Further exploration

Researchers have also examined four different locations on Mars and found salt minerals which are normally made in salty water.

They think the salts have been left by water flowing down the sides of hills.

The discovery has come using data gathered by Nasa's Mars Reconnaissance Orbiter spacecraft.

Dr Joe Michalski, a Mars expert from the Natural History museum in London, said: "These results provide strong evidence that salty water flows on the Martian surface, even today."

MarsNASA/JPL/University of Arizona
This Nasa picturefrom the Mars Reconnaissance Orbiter shows dark, narrow streaks on the slopes of Hale Crater.
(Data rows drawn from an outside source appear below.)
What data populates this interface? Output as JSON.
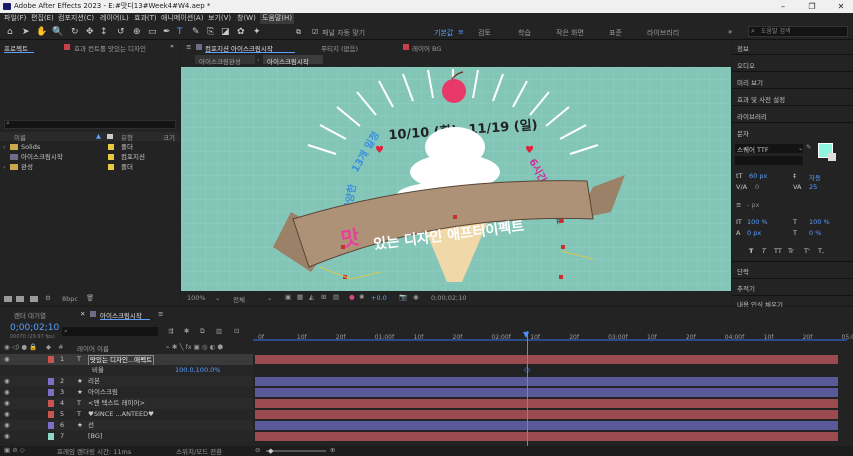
{
  "window": {
    "title": "Adobe After Effects 2023 - E:#맛디13#Week4#W4.aep *",
    "min": "–",
    "max": "❐",
    "close": "✕"
  },
  "menu": [
    "파일(F)",
    "편집(E)",
    "컴포지션(C)",
    "레이어(L)",
    "효과(T)",
    "애니메이션(A)",
    "보기(V)",
    "창(W)",
    "도움말(H)"
  ],
  "toolbar": {
    "snap_label": "패널 자동 맞기",
    "workspaces": [
      "기본값",
      "검토",
      "학습",
      "작은 화면",
      "표준",
      "라이브러리"
    ],
    "search_placeholder": "도움말 검색"
  },
  "project_panel": {
    "tab_project": "프로젝트",
    "tab_effects": "효과 컨트롤 맛있는 디자인",
    "search_placeholder": "",
    "col_name": "이름",
    "col_type": "유형",
    "col_size": "크기",
    "bpc": "8bpc",
    "items": [
      {
        "name": "Solids",
        "type": "폴더",
        "color": "#e8c840"
      },
      {
        "name": "아이스크림시작",
        "type": "컴포지션",
        "color": "#e8c840"
      },
      {
        "name": "완성",
        "type": "폴더",
        "color": "#e8c840"
      }
    ]
  },
  "viewer": {
    "tab_comp": "컴포지션 아이스크림시작",
    "tab_footage": "푸티지 (없음)",
    "tab_layer": "레이어 BG",
    "crumb1": "아이스크림완성",
    "crumb2": "아이스크림시작",
    "zoom": "100%",
    "resolution": "전체",
    "exposure": "+0.0",
    "timecode": "0;00;02;10",
    "art": {
      "date": "10/10 (화)~11/19 (일)",
      "left_curve1": "13개 일정",
      "left_curve2": "다양한",
      "right_curve1": "6시간",
      "right_curve2": "월별 무료",
      "ribbon_big": "맛",
      "ribbon_text": "있는 디자인 애프터이펙트"
    }
  },
  "right_panel": {
    "items": [
      "정보",
      "오디오",
      "미리 보기",
      "효과 및 사전 설정",
      "라이브러리",
      "문자"
    ],
    "font": "스퀘어 TTF",
    "size": "60 px",
    "leading": "자동",
    "kerning": "0",
    "tracking": "25",
    "stroke": "- px",
    "scale_v": "100 %",
    "scale_h": "100 %",
    "baseline": "0 px",
    "tsume": "0 %",
    "style_buttons": [
      "T",
      "T",
      "TT",
      "Tr",
      "T'",
      "T,"
    ],
    "paragraph": "단락",
    "tracker": "추적기",
    "content_aware": "내용 인식 채우기",
    "swatch_color": "#8ff5e0"
  },
  "timeline": {
    "tab_render": "렌더 대기열",
    "tab_comp": "아이스크림시작",
    "timecode": "0;00;02;10",
    "fps": "00070 (29.97 fps)",
    "col_layer": "레이어 이름",
    "ticks": [
      "0f",
      "10f",
      "20f",
      "01:00f",
      "10f",
      "20f",
      "02:00f",
      "10f",
      "20f",
      "03:00f",
      "10f",
      "20f",
      "04:00f",
      "10f",
      "20f",
      "05:0"
    ],
    "layers": [
      {
        "num": "1",
        "icon": "T",
        "name": "맛있는 디자인...애펙트",
        "label": "#c8554f",
        "bar": "#9b4a50"
      },
      {
        "num": "",
        "icon": "",
        "name": "비율",
        "label": "",
        "bar": "",
        "value": "100.0,100.0%"
      },
      {
        "num": "2",
        "icon": "★",
        "name": "리본",
        "label": "#7a70c8",
        "bar": "#5a5a9a"
      },
      {
        "num": "3",
        "icon": "★",
        "name": "아이스크림",
        "label": "#7a70c8",
        "bar": "#5a5a9a"
      },
      {
        "num": "4",
        "icon": "T",
        "name": "<맨 텍스트 레이어>",
        "label": "#c8554f",
        "bar": "#9b4a50"
      },
      {
        "num": "5",
        "icon": "T",
        "name": "♥SINCE ...ANTEED♥",
        "label": "#c8554f",
        "bar": "#9b4a50"
      },
      {
        "num": "6",
        "icon": "★",
        "name": "선",
        "label": "#7a70c8",
        "bar": "#5a5a9a"
      },
      {
        "num": "7",
        "icon": "",
        "name": "[BG]",
        "label": "#8fd8c8",
        "bar": "#9b4a50"
      }
    ],
    "footer_left": "프레임 렌더링 시간: 11ms",
    "footer_mid": "스위치/모드 전환"
  }
}
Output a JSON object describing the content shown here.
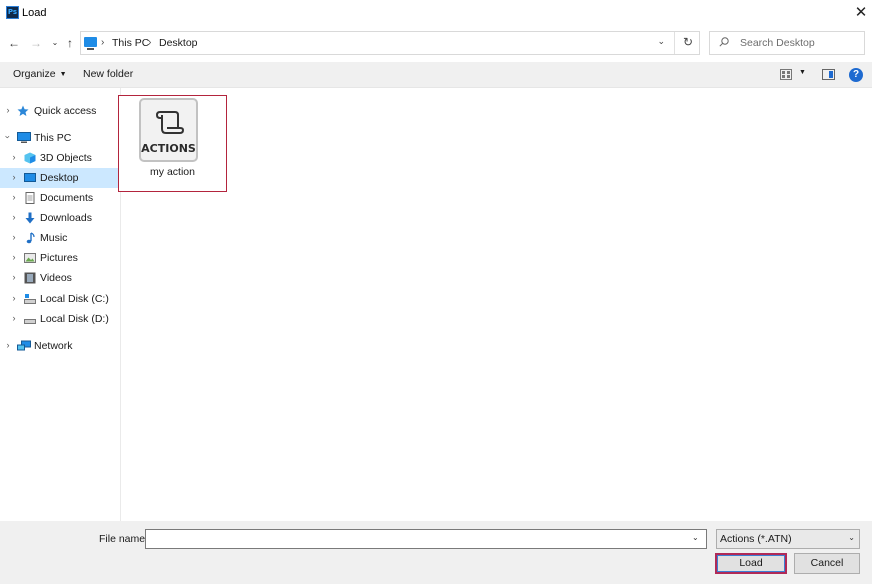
{
  "window": {
    "title": "Load",
    "app_icon_text": "Ps"
  },
  "address": {
    "crumbs": [
      "This PC",
      "Desktop"
    ]
  },
  "search": {
    "placeholder": "Search Desktop"
  },
  "toolbar": {
    "organize_label": "Organize",
    "new_folder_label": "New folder",
    "help_glyph": "?"
  },
  "sidebar": {
    "items": [
      {
        "label": "Quick access",
        "icon": "star-icon"
      },
      {
        "label": "This PC",
        "icon": "computer-icon"
      },
      {
        "label": "3D Objects",
        "icon": "cube-icon"
      },
      {
        "label": "Desktop",
        "icon": "desktop-icon",
        "selected": true
      },
      {
        "label": "Documents",
        "icon": "document-icon"
      },
      {
        "label": "Downloads",
        "icon": "download-arrow-icon"
      },
      {
        "label": "Music",
        "icon": "music-note-icon"
      },
      {
        "label": "Pictures",
        "icon": "picture-icon"
      },
      {
        "label": "Videos",
        "icon": "film-icon"
      },
      {
        "label": "Local Disk (C:)",
        "icon": "drive-icon"
      },
      {
        "label": "Local Disk (D:)",
        "icon": "drive-icon"
      },
      {
        "label": "Network",
        "icon": "network-icon"
      }
    ]
  },
  "files": [
    {
      "name": "my action",
      "thumbnail_text": "ACTIONS",
      "icon": "actions-file-icon"
    }
  ],
  "bottom": {
    "file_name_label": "File name:",
    "file_name_value": "",
    "file_type": "Actions (*.ATN)",
    "load_label": "Load",
    "cancel_label": "Cancel"
  },
  "colors": {
    "selection": "#cce8ff",
    "accent": "#1e6ad0",
    "focus_border": "#b3243d"
  }
}
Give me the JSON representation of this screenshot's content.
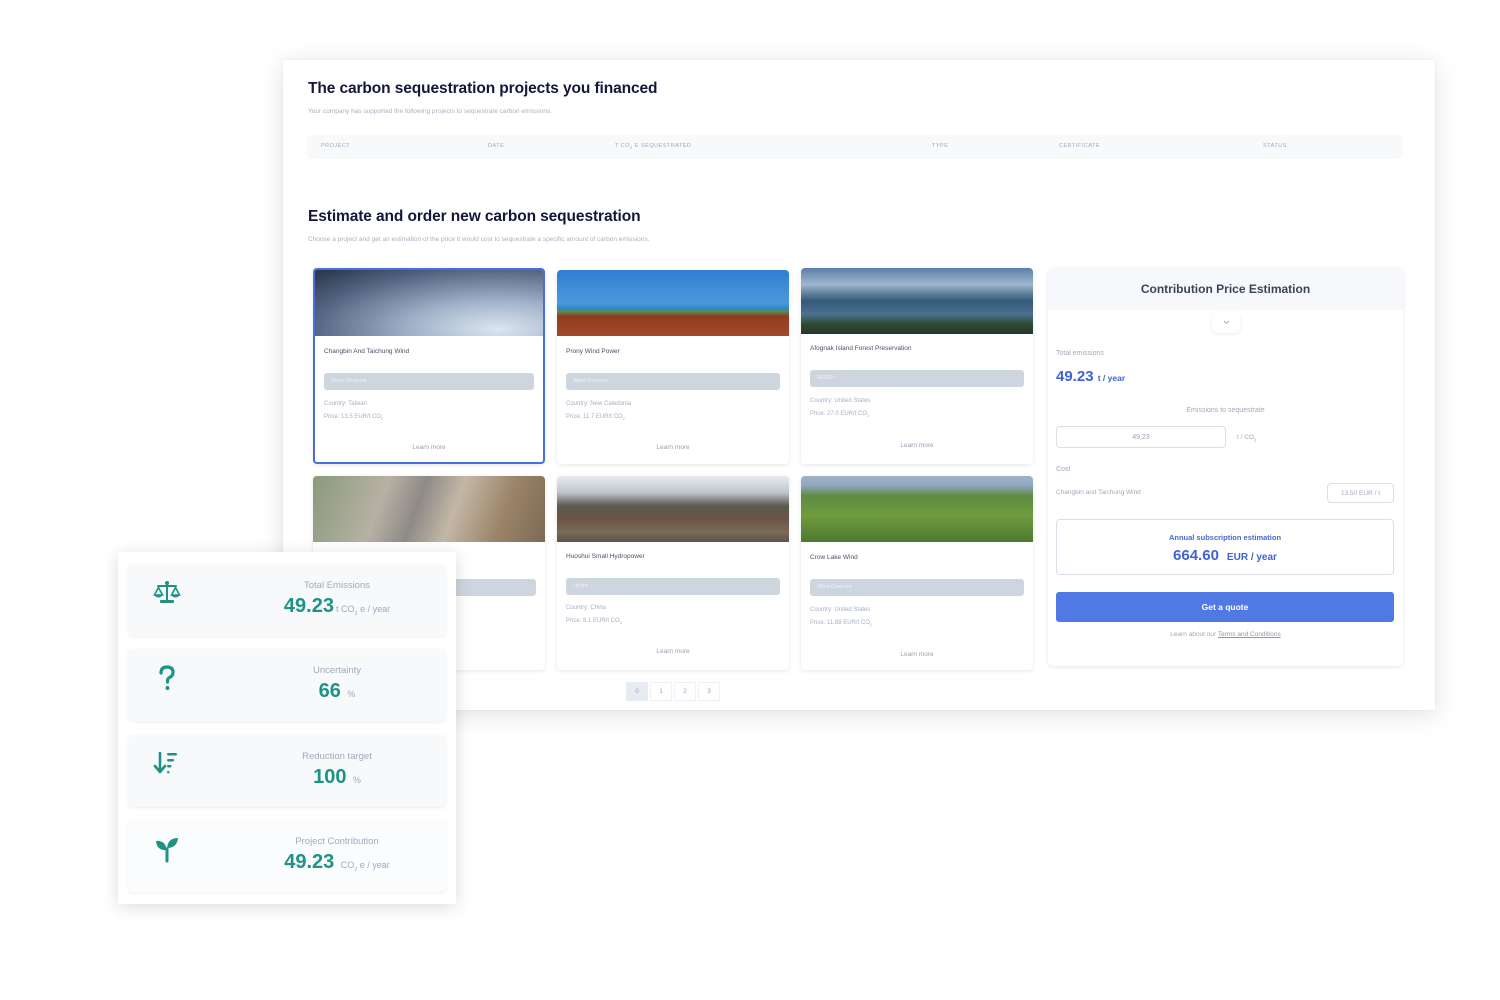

They say they're formed by seasonal flow of water on surface of the red planet.
Atmosphere changes

Scientists had thought that Mars used to have rivers and oceans billions of years ago but changes in the atmosphere has made it much colder.

It's thought some of the water is locked in polar icecaps and possibly underground.